> _PROBLEM REQUIREMENTS_: Collect each line of the records containing the string "Towers".
::: EXTRACTED MATERIAL :::
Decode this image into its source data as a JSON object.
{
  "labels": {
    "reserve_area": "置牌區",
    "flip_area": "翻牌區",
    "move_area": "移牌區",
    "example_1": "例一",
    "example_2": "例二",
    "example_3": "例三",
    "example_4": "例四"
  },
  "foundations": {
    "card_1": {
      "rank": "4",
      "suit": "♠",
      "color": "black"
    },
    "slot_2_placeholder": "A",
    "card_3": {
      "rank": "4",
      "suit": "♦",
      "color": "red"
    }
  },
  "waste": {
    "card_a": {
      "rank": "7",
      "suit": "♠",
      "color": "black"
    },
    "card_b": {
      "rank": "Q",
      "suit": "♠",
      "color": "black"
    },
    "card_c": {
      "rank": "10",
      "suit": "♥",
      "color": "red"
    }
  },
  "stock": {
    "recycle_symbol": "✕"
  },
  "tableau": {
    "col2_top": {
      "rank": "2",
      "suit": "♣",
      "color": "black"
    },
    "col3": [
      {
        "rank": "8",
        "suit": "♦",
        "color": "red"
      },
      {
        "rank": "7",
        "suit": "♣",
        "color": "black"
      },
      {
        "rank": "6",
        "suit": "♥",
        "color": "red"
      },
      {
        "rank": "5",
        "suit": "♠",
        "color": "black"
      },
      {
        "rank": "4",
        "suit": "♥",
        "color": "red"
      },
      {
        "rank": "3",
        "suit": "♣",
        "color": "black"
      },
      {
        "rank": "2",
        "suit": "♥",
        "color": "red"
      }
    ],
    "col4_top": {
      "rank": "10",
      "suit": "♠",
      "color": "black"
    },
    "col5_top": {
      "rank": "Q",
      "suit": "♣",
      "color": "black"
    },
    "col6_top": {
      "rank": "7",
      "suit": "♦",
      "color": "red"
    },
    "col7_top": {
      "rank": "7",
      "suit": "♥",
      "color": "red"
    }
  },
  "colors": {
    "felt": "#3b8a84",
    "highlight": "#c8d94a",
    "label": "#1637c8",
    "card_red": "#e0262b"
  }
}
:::
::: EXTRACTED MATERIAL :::
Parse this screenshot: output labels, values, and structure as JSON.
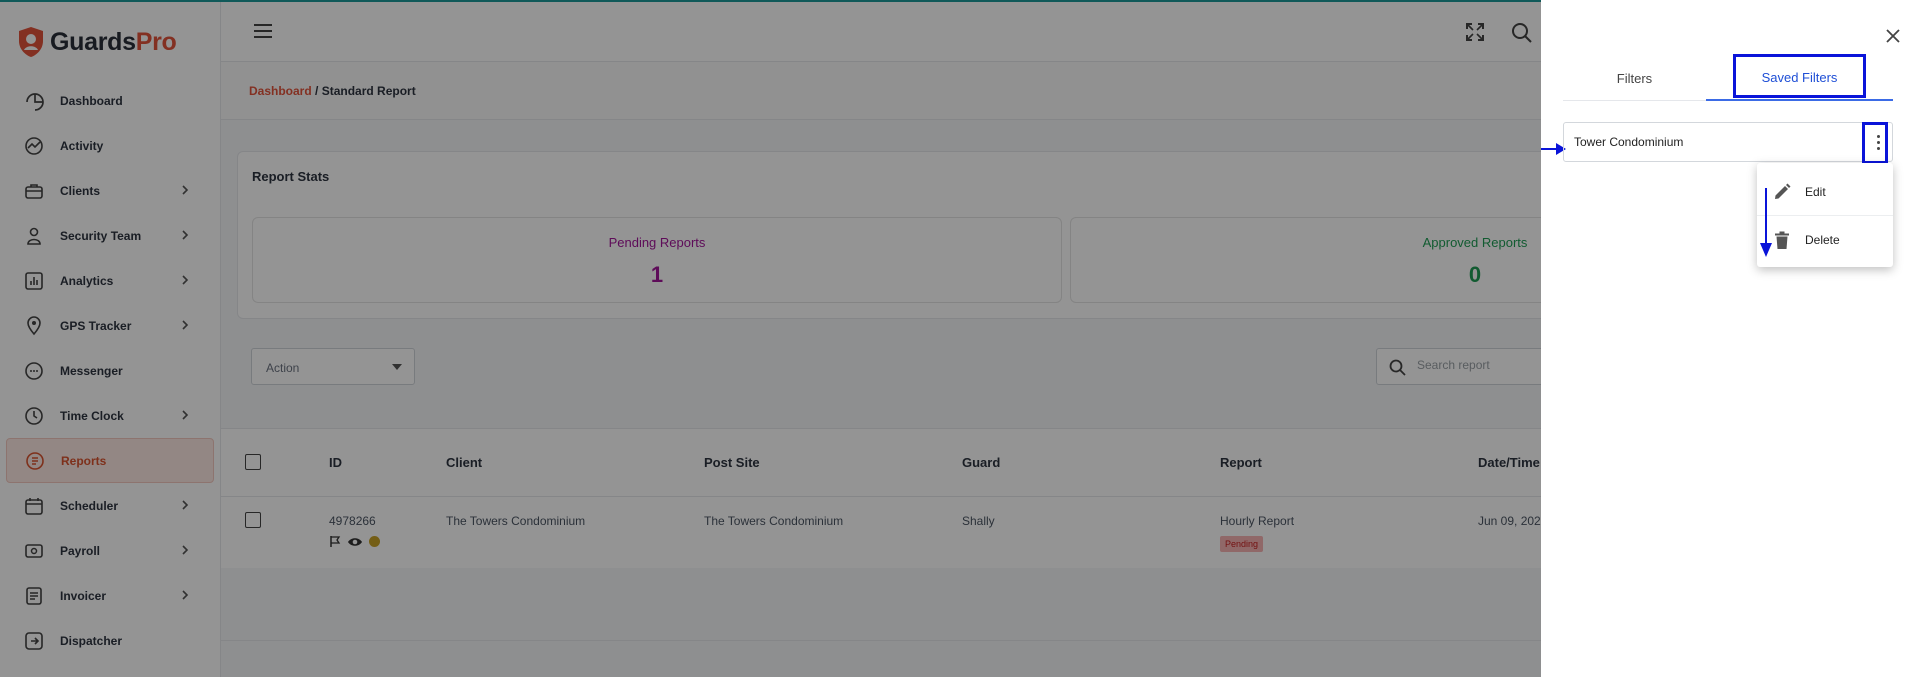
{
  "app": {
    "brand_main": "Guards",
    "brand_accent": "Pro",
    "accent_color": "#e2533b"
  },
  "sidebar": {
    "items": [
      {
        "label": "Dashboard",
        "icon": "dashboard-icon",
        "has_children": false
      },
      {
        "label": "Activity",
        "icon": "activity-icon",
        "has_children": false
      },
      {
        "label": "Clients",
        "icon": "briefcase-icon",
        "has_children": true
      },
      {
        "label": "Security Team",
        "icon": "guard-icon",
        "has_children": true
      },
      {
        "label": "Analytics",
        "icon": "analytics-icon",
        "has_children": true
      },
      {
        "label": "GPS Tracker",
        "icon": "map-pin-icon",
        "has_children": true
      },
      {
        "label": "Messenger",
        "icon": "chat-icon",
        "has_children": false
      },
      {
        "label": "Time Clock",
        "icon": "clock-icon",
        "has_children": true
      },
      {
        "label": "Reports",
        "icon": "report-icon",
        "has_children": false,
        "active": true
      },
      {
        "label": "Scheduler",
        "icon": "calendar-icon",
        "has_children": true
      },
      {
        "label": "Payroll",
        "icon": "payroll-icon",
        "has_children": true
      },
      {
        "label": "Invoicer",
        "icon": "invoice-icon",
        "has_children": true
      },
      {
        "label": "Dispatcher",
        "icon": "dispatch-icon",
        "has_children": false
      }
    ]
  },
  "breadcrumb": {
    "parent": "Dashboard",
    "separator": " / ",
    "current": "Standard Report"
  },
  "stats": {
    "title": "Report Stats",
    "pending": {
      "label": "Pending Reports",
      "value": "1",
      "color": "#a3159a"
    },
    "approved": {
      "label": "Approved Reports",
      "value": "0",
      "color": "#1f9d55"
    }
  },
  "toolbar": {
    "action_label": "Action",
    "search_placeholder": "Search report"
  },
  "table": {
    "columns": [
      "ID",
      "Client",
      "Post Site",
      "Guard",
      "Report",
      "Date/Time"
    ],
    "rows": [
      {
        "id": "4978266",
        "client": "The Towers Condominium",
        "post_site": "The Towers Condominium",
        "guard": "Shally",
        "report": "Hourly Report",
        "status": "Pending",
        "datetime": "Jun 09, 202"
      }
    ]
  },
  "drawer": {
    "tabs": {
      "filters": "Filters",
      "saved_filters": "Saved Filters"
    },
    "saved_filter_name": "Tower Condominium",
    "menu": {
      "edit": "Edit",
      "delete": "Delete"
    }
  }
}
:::
> _EXERCISE RESPONSE_:
        "client": "The Towers Condominium",
        "post_site": "The Towers Condominium",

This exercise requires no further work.